But at least I'm aware of it. I'm not entirely delusional in believing that I am the end-all-be-all when it comes to musicality. Especially when I know there are people like my friends Brewster and Brad Moist who really have their finger on the pulse of what's hot...and good.
But I think I may be on to something here. A couple of weeks ago a local artist named Hiram Ring came in to the WJTL studio and performed a few songs live on the morning show. I came in to film the appearance for the station YouTube site and became a fast fan.
Hiram lies somewhere between folk and jazz but again I blame my musical ignorance for not being able to direct you exactly where his artistry resides. Sarah and I went to watch Hiram play live that weekend and we were blown away. Hiram and friends played with a string accompaniment and it was indeed a magical night.
Friday night Hiram returned to the WJTL studios to play live on the air on Radio Friend Phil's eclectic music program, The Audio Lab. Again, I was there with the cameras rolling.
This isn't the first time I've been impressed with music but when I'm impressed by the person...well, that's when I get excited. As someone who's spent his fair share of time in and around the music industry, nothing turns me off faster than someone (especially a musician) who wants nothing more than to use you to get a foothold in the industry. They're easier to spot than a fat guy at a Victoria's Secret fashion show. (And when someone thinks I can do something for them, well, it's all the more amusing.)
Thankfully, Hiram is nothing of the music-scene-nightmare type. He's very soft-spoken and unassuming.

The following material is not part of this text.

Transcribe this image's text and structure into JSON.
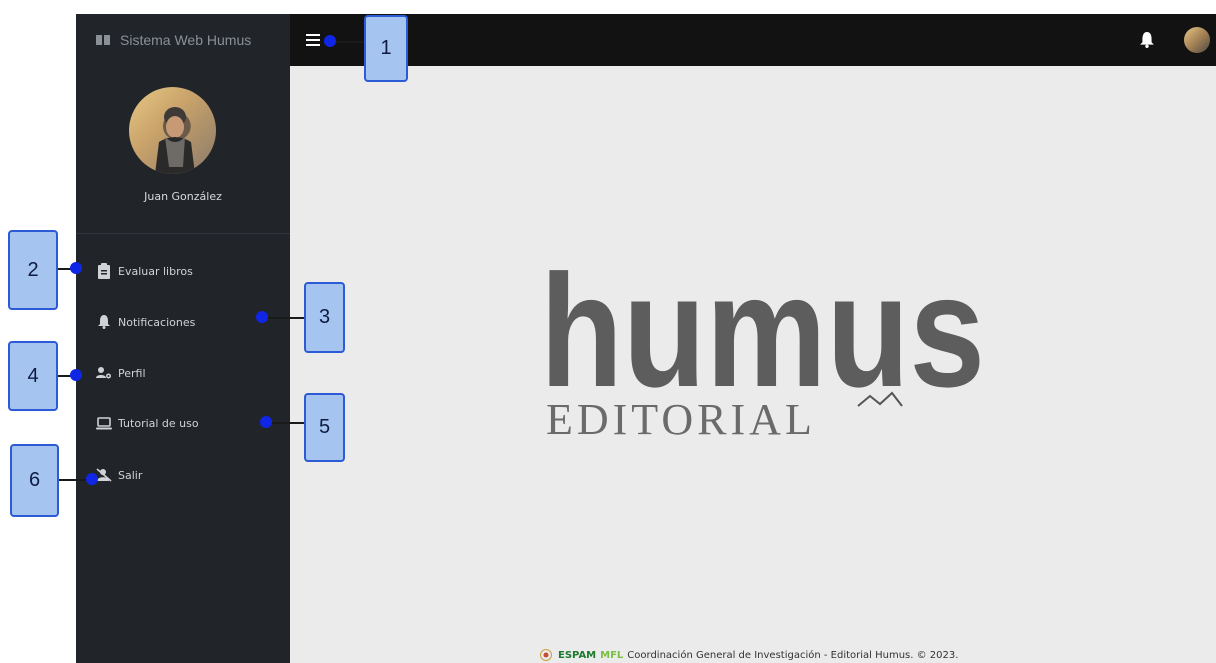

When he talks to you he looks you in the eye and there's a sincerity in his voice that is a welcome change. Hiram even allows the spotlight to be taken off of himself, allowing his friends to take the lead on some of the songs while he steps back from the mic and plays acoustic rhythm or literally takes a back seat and thumps away on the djembe.
I'll stop myself before I start to gush (excessively) and will wrap things up by saying this. Check him out. Check out the video I shot. Check out his website. If you're in the Lancaster area you can get his music at Border's. If you're not in the area, you can find him on iTunes.
In a world filled with Starbucks and EMI and corporate takeovers, it's refreshing to see the little guy stepping up to the plate and hitting a home run.